“I’m really trying to build up some new heritage acts here at FitzGerald’s that the regulars in our community will hopefully grow to love,” says Biggins, “which is why I really encourage people to come early to American Music Fest. Don’t show up at 8 p.m. because you’ll miss the whole day and miss a lot of those bands that are going to grow onto a national level that you wish you would’ve seen then.”

The lineup — which Biggins has been working on since last fall with Bill FitzGerald’s guidance — also includes the annual resident acts like Marcia Ball, C.J. Chenier & the Red Hot Louisiana Band, James McMurtry and the Joe Ely Band as well as a heavy dose of Bloodshot Records acts such as Sarah Shook & the Disarmers, Al Scorch and Ruby Boots “for some Chicago love,” he says. The festival also includes the trademark authentic creole American BBQ from former restaurateur Tom Cimms.

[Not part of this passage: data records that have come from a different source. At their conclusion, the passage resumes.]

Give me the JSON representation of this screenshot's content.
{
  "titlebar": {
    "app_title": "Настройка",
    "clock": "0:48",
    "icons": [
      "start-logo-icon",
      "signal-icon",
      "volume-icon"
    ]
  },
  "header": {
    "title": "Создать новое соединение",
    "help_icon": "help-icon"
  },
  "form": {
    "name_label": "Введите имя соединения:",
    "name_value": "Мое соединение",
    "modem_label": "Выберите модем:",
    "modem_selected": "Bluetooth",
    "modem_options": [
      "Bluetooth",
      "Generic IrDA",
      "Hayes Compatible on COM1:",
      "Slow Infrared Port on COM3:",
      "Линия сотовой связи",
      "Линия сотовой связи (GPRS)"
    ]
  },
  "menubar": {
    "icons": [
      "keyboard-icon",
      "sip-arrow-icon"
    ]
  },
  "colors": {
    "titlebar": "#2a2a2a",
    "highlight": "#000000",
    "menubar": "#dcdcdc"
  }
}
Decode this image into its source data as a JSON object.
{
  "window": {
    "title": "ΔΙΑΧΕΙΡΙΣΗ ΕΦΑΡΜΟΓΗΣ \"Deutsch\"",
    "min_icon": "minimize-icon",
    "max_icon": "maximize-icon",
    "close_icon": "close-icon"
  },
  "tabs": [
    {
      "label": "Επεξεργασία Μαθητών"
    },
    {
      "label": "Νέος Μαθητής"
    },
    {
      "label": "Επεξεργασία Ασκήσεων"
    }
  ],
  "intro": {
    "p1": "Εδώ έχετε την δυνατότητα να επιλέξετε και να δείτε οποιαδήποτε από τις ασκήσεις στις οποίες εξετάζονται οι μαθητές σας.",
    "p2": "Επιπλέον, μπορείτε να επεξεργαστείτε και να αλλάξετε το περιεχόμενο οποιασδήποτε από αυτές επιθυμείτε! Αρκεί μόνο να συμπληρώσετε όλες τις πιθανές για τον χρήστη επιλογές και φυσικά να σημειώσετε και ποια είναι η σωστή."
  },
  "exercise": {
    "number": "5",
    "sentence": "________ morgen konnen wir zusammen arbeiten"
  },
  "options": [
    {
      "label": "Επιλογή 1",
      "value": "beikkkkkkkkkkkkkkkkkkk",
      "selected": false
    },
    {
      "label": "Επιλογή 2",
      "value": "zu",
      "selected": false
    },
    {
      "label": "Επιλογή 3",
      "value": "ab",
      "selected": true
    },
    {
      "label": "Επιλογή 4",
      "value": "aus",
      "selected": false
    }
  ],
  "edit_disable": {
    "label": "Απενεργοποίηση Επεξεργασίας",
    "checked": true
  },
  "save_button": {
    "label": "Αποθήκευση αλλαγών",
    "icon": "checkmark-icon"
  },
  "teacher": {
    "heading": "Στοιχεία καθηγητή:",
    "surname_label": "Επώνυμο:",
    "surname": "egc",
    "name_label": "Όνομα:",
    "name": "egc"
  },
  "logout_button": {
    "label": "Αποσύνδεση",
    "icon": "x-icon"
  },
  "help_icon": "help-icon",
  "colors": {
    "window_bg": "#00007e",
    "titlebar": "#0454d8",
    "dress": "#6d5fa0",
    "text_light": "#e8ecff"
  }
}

“The American Music Fest is easily my favorite festival that’s in Chicagoland,” admits Biggins. “It’s something I grew up going to and wanting to be a part of, so this is a dream job for me to be able to work where I live and where I grew up and be immersed in the environment of FitzGerald’s. Maybe I’m biased, but I have never toured or played at a place that feels as comfortable as FitzGerald’s does to me. It needs to continue on, and I will do anything and everything I can to do for my part to keep it that way.”

Selena Fragassi is a local freelance writer.